Vono recalled that KC-135Q crews lived in a world unforgiving of mission performance error, and at a time when navigation over the Pacific still required sticking a sextant tube out the flight deck ceiling for a celestial fix on location. Radio communications over vast expanses of water were iffy, and many times tanker crews and Blackbird pilots had to maintain radio silence when they felt a high need to talk. KC-135Q commanders could offer no excuses for failure to meet the SR on time and at the right place. And the tanker crews serving Blackbirds were given their priorities from authorities as high as people living at 1600 Pennsylvania Ave.
The Cold War began in 1947 and ended in 1991, but the Lockheed SR-71 Blackbird era didn’t begin until 1957 and ended in 1999. Vono’s job, starting in 1977, carried through the turbulent years with the old Soviet Union and growing threats from rouge nations and rising potential threats from Communist China.

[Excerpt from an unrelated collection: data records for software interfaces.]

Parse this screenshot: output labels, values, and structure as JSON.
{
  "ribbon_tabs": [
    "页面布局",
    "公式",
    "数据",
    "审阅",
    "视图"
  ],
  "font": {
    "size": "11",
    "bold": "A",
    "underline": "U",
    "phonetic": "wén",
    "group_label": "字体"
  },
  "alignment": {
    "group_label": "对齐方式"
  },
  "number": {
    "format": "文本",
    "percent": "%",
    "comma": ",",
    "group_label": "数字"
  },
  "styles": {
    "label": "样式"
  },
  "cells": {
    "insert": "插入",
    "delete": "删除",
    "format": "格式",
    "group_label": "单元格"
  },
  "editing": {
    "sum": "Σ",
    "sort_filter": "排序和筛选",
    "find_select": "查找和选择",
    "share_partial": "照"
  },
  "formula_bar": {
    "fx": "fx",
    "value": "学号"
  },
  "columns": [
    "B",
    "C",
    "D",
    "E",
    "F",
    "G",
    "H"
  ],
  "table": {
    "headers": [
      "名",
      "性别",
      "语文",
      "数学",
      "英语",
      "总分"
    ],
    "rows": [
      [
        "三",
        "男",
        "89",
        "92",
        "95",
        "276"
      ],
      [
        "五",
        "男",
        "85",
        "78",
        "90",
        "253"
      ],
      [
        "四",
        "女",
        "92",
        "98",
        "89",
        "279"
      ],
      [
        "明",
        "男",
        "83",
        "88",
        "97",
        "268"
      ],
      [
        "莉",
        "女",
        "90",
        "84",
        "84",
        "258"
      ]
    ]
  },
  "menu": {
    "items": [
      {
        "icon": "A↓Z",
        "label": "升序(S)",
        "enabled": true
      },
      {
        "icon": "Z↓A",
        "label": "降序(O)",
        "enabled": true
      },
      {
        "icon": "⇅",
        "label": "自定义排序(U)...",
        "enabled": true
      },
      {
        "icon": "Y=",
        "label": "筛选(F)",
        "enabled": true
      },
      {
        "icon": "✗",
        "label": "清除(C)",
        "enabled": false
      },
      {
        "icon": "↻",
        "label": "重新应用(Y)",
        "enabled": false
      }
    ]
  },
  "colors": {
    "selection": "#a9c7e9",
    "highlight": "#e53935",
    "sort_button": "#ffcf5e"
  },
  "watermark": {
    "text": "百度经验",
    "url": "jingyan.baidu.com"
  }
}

Retired from the Air Force and positions in national aerospace companies, Vono is today an AIAA Distinguished Lecturer, until recently accustomed to wearing a suit while addressing banquet halls full of colleagues in defense, technology and management. But with a new format, he now includes in his audience young students still dreaming about their future careers. Vono, whose father died when Vono was five years old, and raised by his mom in a small California Central Valley town, delivers the message that “the biggest obstacle to success in life is realizing you have a shot,” and going for it.
Looking to the nation’s future in surveillance, Vono said that while there’s speculation about building a successor to the SR-71, “it will be something without a pilot.”